Don't forget to diversify
For most 401(k) participants, a decent menu of choices isn't a problem. According to the Profit Sharing/401(k) Council of America's latest annual survey of profit sharing plans and 401(k)s, roughly 70 percent of 401(k) plans offer 10 or more different investing options, and the average number for all plans surveyed was 15.
That's not to say that there aren't some 401(k)s out there with a mediocre or even lousy menu of funds to choose from. But if you're working with a decent financial adviser, then that person should be able to help you get the most out of your plan.
But while I think we should all take full advantage of 401(k)s and other employer provided plans -- that is, contribute as much as we can and certainly enough to take full advantage of any employer match -- I think there are good reasons why we should also try to do saving and investing outside a company-sponsored plan.
Watch out for limits
For one thing, there are limits to how much you can sock away in a 401(k). There's the federal government-imposed limit of $11,000 for 2002, which rises to $15,000 by 2006. But individual plans also limit contributions to a specific percentage of salary, usually between 6 percent and 9 percent, which means you may not even be able to reach the federal maximum.

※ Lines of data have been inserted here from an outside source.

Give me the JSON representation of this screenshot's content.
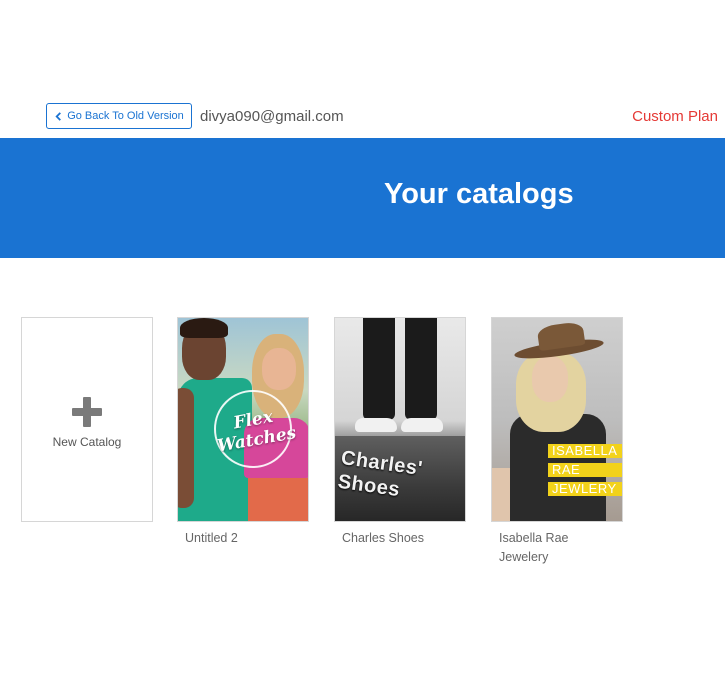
{
  "header": {
    "back_button_label": "Go Back To Old Version",
    "email": "divya090@gmail.com",
    "plan_label": "Custom Plan"
  },
  "hero": {
    "title": "Your catalogs",
    "background_color": "#1a73d2"
  },
  "new_catalog": {
    "label": "New Catalog",
    "icon": "plus-icon"
  },
  "catalogs": [
    {
      "name": "Untitled 2",
      "cover_text": "Flex Watches"
    },
    {
      "name": "Charles Shoes",
      "cover_text": "Charles' Shoes"
    },
    {
      "name": "Isabella Rae Jewelery",
      "cover_lines": [
        "ISABELLA",
        "RAE",
        "JEWLERY"
      ]
    }
  ],
  "colors": {
    "accent": "#1a73d2",
    "plan": "#e53935"
  }
}
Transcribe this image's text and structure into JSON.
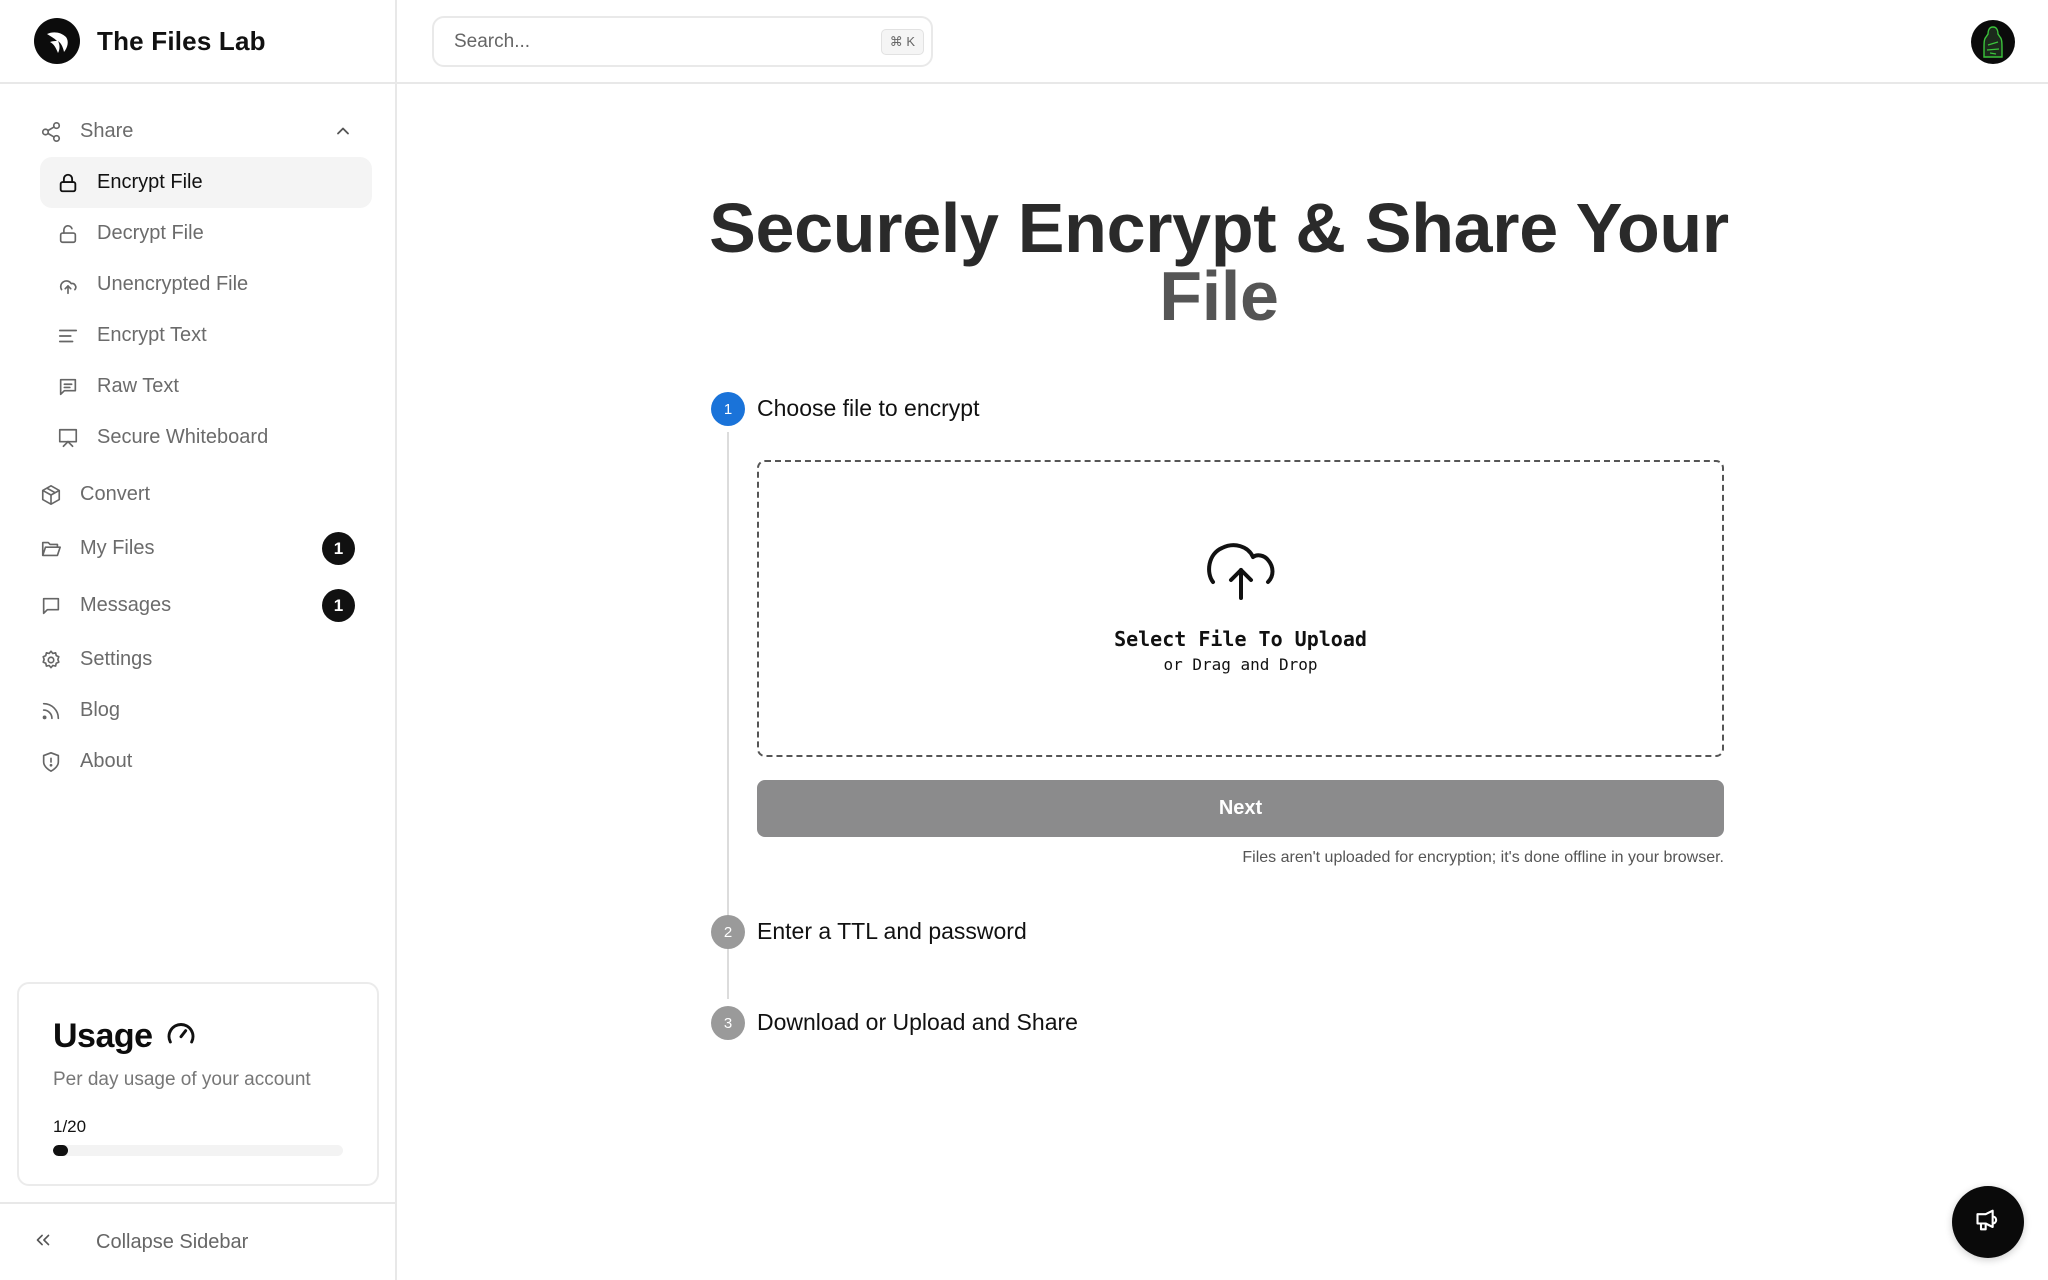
{
  "app": {
    "name": "The Files Lab"
  },
  "header": {
    "search_placeholder": "Search...",
    "search_value": "",
    "shortcut": "⌘ K"
  },
  "sidebar": {
    "share": {
      "label": "Share",
      "expanded": true,
      "items": [
        {
          "label": "Encrypt File",
          "icon": "lock-icon",
          "active": true
        },
        {
          "label": "Decrypt File",
          "icon": "unlock-icon",
          "active": false
        },
        {
          "label": "Unencrypted File",
          "icon": "cloud-upload-icon",
          "active": false
        },
        {
          "label": "Encrypt Text",
          "icon": "text-align-icon",
          "active": false
        },
        {
          "label": "Raw Text",
          "icon": "message-text-icon",
          "active": false
        },
        {
          "label": "Secure Whiteboard",
          "icon": "presentation-icon",
          "active": false
        }
      ]
    },
    "items": [
      {
        "label": "Convert",
        "icon": "package-icon"
      },
      {
        "label": "My Files",
        "icon": "folder-open-icon",
        "badge": "1"
      },
      {
        "label": "Messages",
        "icon": "message-square-icon",
        "badge": "1"
      },
      {
        "label": "Settings",
        "icon": "gear-icon"
      },
      {
        "label": "Blog",
        "icon": "rss-icon"
      },
      {
        "label": "About",
        "icon": "shield-alert-icon"
      }
    ],
    "usage": {
      "title": "Usage",
      "description": "Per day usage of your account",
      "count_label": "1/20",
      "used": 1,
      "limit": 20
    },
    "collapse_label": "Collapse Sidebar"
  },
  "main": {
    "title_line1": "Securely Encrypt & Share Your",
    "title_line2": "File",
    "steps": [
      {
        "number": "1",
        "label": "Choose file to encrypt",
        "state": "active",
        "color": "#1a73d9"
      },
      {
        "number": "2",
        "label": "Enter a TTL and password",
        "state": "pending",
        "color": "#9a9a9a"
      },
      {
        "number": "3",
        "label": "Download or Upload and Share",
        "state": "pending",
        "color": "#9a9a9a"
      }
    ],
    "dropzone": {
      "title": "Select File To Upload",
      "subtitle": "or Drag and Drop"
    },
    "next_label": "Next",
    "note": "Files aren't uploaded for encryption; it's done offline in your browser."
  },
  "colors": {
    "accent": "#1a73d9",
    "button_disabled": "#8b8b8c",
    "badge": "#111111"
  }
}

If your plan allows you to contribute 9 percent of salary, for example, and you earn $80,000, then the most you can contribute is $7,200. Even if the company provides a 50 percent match -- $3,600 -- you're saving a max of $10,800. That's a nice piece of change, but on its own it may not enough to provide the type of nest egg you'll need to maintain your lifestyle in retirement.
So to prevent yourself from possibly having to downsize your standard of living in retirement, I think it's a good idea to salt away savings outside your 401(k).
Certainly, you should consider other tax-advantaged accounts like traditional IRAs and Roth IRAS, assuming you meet the income requirements. But I believe there's also a good argument for savings and investing outside tax-advantaged plans as well. And that argument is diversification, or more specifically, tax diversification.
Taxable or non-taxable savings?
You see, when you eventually pull your gains out of your 401(k) and an IRA (though not your Roth IRA), they will be taxed as ordinary income. That's true even if those gains are long-term capital gains, which are normally taxed at lower long-term capital gains tax rates.
This means that if all your retirement savings are in a 401(k)or account that's taxed in the same way, your fortunes are tied completely to ordinary income tax rates. If Congress decides to boost those rates while you're retired -- hardly a far-fetched notion -- then all your income is subject to the higher rate. You have virtually no maneuvering room.
Myself, I like to have options. Which is why I also like to hold investments such as mutual funds or stocks in taxable accounts. That way, any long-term capital gains I get from my investments are taxed at generally lower long-term capital gains rates.
That's not to say I'm 100 percent sure they'll be lower in the future. Hey, Congress has done some pretty zany things with the tax code, so nothing would surprise a skeptic like me. But by having investments that generate gains that are taxed at long-term capital gains rates as well as ordinary income rates, at least I'm hedging my bets a bit.
At least there's a chance I'll be able to structure my withdrawals in retirement so that I can keep the most money in my pocket and turn over as little as (legally) possible to Uncle Sam.
That said, however, I still think for most of us the first priority is to max out on our 401(k)s and similar plans and then go looking for additional places to stash our savings. After all, the biggest inherent risk I see in retirement planning isn't that we won't save in the right places, but that we just won't save enough at all.
Walter Updegrave is a senior editor at MONEY Magazine and is the author of "Investing for the Financially Challenged." He can be seen regularly Monday mornings at 7:40 am on CNNfn.